I'm trying to run a linear regression in python to determine house prices given many features. Some of these are numeric and some are non-numeric. I'm attempting to do one hot encoding for the non-numeric columns and attach the new, numeric, columns to the old dataframe and drop the non-numeric columns. This is done on both the training data and test data.
I then took the intersection of the two columns features (since I had some encodings that were only located in the testing data). Afterwards, it goes into a linear regression. The code is the following:

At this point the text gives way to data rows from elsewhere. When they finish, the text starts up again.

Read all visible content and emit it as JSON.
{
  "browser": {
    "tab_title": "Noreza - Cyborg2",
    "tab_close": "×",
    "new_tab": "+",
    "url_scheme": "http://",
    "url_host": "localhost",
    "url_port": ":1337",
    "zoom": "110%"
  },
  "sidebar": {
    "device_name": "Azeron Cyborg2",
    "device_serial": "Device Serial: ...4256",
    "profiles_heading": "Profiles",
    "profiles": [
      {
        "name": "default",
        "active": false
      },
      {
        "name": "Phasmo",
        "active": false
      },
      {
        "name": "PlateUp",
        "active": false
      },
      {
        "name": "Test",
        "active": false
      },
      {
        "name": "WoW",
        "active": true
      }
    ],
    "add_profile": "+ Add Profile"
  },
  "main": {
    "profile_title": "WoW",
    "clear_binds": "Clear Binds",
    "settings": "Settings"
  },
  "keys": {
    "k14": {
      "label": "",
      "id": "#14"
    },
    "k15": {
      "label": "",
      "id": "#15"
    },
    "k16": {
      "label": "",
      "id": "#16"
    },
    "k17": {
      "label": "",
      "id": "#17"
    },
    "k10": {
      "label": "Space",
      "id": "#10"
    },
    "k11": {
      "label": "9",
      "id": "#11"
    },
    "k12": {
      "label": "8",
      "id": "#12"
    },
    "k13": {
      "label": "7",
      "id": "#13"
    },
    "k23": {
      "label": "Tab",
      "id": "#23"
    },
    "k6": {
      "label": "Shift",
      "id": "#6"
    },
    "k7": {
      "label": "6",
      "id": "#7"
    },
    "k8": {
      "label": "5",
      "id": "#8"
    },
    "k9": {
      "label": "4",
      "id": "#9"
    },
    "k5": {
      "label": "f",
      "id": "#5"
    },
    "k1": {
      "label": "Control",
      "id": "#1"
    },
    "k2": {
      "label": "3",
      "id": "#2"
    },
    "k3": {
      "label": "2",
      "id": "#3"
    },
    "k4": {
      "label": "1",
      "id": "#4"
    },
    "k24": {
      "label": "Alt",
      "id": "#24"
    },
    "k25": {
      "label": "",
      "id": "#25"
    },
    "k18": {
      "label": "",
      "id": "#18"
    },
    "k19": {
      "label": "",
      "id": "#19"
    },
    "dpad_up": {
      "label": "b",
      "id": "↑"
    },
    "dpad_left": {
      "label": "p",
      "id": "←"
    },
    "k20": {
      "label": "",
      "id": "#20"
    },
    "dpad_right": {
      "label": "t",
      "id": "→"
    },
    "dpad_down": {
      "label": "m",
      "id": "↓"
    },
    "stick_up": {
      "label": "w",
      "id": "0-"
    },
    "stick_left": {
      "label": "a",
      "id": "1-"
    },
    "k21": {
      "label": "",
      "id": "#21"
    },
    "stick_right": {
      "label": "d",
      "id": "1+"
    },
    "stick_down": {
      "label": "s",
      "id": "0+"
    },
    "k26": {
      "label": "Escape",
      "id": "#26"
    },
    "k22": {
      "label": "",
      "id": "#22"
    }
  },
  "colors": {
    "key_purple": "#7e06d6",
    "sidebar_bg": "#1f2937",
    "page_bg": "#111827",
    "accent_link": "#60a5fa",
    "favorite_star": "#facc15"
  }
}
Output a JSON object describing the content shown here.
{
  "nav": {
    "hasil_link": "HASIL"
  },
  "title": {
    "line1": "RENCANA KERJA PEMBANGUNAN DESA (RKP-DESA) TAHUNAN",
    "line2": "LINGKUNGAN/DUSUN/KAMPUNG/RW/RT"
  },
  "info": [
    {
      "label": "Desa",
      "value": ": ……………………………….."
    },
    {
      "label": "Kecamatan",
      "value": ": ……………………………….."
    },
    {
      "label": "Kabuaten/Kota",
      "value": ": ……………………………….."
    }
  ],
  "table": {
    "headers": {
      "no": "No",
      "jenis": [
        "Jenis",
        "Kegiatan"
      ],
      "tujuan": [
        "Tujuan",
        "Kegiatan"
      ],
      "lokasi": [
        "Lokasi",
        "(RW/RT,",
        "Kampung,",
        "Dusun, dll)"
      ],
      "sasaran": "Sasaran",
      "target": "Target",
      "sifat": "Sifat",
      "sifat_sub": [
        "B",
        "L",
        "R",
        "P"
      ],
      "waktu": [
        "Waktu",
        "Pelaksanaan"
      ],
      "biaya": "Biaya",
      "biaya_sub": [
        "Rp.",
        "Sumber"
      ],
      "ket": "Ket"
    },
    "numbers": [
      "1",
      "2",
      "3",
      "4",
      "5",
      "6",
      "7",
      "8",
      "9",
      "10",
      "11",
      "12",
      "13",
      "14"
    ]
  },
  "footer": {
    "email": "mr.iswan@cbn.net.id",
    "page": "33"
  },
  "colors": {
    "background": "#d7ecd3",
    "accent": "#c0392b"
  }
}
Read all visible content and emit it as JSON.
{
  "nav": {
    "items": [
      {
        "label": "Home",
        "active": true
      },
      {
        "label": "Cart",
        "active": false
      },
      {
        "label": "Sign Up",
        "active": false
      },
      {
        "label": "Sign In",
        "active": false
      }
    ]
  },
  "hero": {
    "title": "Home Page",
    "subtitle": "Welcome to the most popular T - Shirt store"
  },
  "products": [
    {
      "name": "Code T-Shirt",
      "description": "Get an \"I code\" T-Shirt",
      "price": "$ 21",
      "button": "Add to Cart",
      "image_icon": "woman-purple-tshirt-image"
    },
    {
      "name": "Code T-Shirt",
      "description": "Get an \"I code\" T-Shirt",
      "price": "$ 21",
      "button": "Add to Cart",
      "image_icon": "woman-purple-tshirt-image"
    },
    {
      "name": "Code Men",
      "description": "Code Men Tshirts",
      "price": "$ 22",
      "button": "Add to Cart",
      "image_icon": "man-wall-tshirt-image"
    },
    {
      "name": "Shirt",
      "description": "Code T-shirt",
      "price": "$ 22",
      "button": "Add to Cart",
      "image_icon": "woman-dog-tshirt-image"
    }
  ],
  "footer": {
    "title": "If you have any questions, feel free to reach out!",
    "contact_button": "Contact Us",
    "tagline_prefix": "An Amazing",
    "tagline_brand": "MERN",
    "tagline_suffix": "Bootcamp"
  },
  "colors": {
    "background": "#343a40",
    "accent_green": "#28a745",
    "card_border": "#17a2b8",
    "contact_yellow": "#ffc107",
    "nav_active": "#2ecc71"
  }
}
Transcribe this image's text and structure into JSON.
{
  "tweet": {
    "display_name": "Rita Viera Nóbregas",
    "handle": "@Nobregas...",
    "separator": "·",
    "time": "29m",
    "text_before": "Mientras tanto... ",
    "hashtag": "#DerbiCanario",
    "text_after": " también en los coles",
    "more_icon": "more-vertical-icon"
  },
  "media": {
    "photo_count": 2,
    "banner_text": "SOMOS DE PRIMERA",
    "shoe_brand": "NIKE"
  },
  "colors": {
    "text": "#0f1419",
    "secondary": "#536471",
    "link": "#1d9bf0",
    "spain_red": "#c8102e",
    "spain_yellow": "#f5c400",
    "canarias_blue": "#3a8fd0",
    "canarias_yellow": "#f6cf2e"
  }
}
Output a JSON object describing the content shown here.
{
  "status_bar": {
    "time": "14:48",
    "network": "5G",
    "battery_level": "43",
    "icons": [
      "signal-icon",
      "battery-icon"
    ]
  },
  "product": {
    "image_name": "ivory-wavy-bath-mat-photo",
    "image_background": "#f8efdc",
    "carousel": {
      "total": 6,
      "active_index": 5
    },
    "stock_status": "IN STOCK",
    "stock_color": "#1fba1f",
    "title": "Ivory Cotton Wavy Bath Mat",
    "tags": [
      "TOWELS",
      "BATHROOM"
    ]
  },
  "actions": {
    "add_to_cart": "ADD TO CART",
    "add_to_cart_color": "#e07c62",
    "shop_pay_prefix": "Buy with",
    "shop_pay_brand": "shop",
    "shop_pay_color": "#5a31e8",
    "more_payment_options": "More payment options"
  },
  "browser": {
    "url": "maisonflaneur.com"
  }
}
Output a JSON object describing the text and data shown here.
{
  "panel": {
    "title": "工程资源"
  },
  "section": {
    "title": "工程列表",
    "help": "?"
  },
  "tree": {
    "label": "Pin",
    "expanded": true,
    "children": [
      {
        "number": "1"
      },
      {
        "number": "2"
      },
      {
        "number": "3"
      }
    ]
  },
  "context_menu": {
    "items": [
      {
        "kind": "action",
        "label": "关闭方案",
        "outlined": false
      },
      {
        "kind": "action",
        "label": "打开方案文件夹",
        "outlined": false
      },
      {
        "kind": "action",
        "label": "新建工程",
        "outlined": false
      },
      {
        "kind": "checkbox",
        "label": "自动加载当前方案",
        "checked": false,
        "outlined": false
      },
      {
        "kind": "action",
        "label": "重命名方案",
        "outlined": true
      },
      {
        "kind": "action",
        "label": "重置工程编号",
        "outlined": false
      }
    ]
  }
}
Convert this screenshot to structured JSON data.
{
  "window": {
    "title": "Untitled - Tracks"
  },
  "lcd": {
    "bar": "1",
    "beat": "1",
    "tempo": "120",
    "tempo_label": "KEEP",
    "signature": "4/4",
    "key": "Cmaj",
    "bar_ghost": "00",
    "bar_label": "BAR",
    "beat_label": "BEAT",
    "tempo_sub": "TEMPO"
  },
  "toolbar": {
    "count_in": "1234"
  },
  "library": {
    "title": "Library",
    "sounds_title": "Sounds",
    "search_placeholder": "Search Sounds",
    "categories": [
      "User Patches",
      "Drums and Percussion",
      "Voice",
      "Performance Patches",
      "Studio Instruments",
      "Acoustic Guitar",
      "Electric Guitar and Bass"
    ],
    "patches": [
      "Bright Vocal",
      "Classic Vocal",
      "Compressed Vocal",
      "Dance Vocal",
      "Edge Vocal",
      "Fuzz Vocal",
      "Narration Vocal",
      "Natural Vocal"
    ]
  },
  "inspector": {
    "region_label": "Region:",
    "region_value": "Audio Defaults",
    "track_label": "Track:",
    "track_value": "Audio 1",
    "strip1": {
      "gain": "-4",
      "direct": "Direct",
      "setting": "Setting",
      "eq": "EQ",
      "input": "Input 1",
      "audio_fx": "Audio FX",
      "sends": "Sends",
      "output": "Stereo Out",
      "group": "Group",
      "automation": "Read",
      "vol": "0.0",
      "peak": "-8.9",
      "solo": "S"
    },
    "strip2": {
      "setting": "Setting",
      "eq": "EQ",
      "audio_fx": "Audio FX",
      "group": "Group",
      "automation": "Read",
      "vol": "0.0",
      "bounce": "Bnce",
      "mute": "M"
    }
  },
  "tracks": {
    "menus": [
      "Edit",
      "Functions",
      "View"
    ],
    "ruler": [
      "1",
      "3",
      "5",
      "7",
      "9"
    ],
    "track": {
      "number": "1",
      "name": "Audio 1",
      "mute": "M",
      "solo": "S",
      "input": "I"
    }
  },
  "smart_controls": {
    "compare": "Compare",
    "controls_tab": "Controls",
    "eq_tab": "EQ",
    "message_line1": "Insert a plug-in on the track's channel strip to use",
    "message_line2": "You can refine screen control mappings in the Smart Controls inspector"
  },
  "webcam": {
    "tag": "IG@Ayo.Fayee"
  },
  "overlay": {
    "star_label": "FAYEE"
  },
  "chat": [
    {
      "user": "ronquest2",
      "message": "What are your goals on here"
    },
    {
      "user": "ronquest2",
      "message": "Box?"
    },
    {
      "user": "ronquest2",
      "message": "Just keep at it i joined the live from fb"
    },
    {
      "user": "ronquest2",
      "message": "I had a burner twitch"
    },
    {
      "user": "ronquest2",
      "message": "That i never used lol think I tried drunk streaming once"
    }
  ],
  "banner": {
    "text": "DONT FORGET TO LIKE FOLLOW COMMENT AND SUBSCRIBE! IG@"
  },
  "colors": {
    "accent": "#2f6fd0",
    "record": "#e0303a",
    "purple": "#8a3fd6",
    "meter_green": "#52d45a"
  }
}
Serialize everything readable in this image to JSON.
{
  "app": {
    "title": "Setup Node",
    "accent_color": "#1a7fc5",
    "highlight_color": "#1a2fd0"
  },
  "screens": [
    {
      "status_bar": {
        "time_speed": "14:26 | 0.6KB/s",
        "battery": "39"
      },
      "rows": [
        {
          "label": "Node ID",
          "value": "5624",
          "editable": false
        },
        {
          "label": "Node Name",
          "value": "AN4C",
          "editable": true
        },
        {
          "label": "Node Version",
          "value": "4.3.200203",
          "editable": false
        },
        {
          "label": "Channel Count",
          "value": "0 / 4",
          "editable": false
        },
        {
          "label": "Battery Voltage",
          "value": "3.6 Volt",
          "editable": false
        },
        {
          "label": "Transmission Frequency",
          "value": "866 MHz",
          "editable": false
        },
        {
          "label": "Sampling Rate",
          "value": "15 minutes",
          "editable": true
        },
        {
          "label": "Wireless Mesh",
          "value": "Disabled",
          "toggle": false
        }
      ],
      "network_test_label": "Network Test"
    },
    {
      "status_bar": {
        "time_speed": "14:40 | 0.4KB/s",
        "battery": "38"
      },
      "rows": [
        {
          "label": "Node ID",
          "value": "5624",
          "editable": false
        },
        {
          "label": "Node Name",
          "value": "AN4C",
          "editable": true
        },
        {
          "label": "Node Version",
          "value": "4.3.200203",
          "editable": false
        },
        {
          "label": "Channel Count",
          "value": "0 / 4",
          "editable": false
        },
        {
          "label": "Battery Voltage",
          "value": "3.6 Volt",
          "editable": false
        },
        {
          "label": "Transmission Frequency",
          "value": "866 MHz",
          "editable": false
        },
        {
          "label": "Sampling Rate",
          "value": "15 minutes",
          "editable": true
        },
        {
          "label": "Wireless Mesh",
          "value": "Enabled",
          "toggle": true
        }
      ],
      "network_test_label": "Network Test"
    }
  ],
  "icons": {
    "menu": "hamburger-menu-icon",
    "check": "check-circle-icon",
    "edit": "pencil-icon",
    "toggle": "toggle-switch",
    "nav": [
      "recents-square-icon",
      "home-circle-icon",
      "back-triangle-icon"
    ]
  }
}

non_numeric = list(set(list(train)) - set(list(train._get_numeric_data()))) train = pandas.concat([train, pandas.get_dummies(train[non_numeric])], axis=1) train.drop(non_numeric, axis=1, inplace=True) train = train._get_numeric_data() train.fillna(0, inplace = True) non_numeric = list(set(list(test)) - set(list(test._get_numeric_data()))) test = pandas.concat([test, pandas.get_dummies(test[non_numeric])], axis=1) test.drop(non_numeric, axis=1, inplace=True) test = test._get_numeric_data() test.fillna(0, inplace = True) feature_columns = list(set(train) & set(test)) #feature_columns.remove('SalePrice') X = train[feature_columns] y = train['SalePrice'] lm = LinearRegression() lm.fit(X, y) import numpy predictions = numpy.absolute(lm.predict(test).round(decimals = 2))
The issue that I'm having is that I get these absurdly high Sale Prices as output, somewhere in the hundreds of millions of dollars (sometimes even in the trillions). Before I tried one hot encoding I got reasonable numbers in the hundreds of thousands of dollars. I'm having trouble figuring out what changed. I posted this on stackoverflow and got a response suggesting that it might be a collinearity issue, but I tried setting
fit_intercept parameter of
LinearRegression to False as well as setting
drop_first parameter of
get_dummies to True.
Also, if there is a better way to do this I'd be eager to hear about it.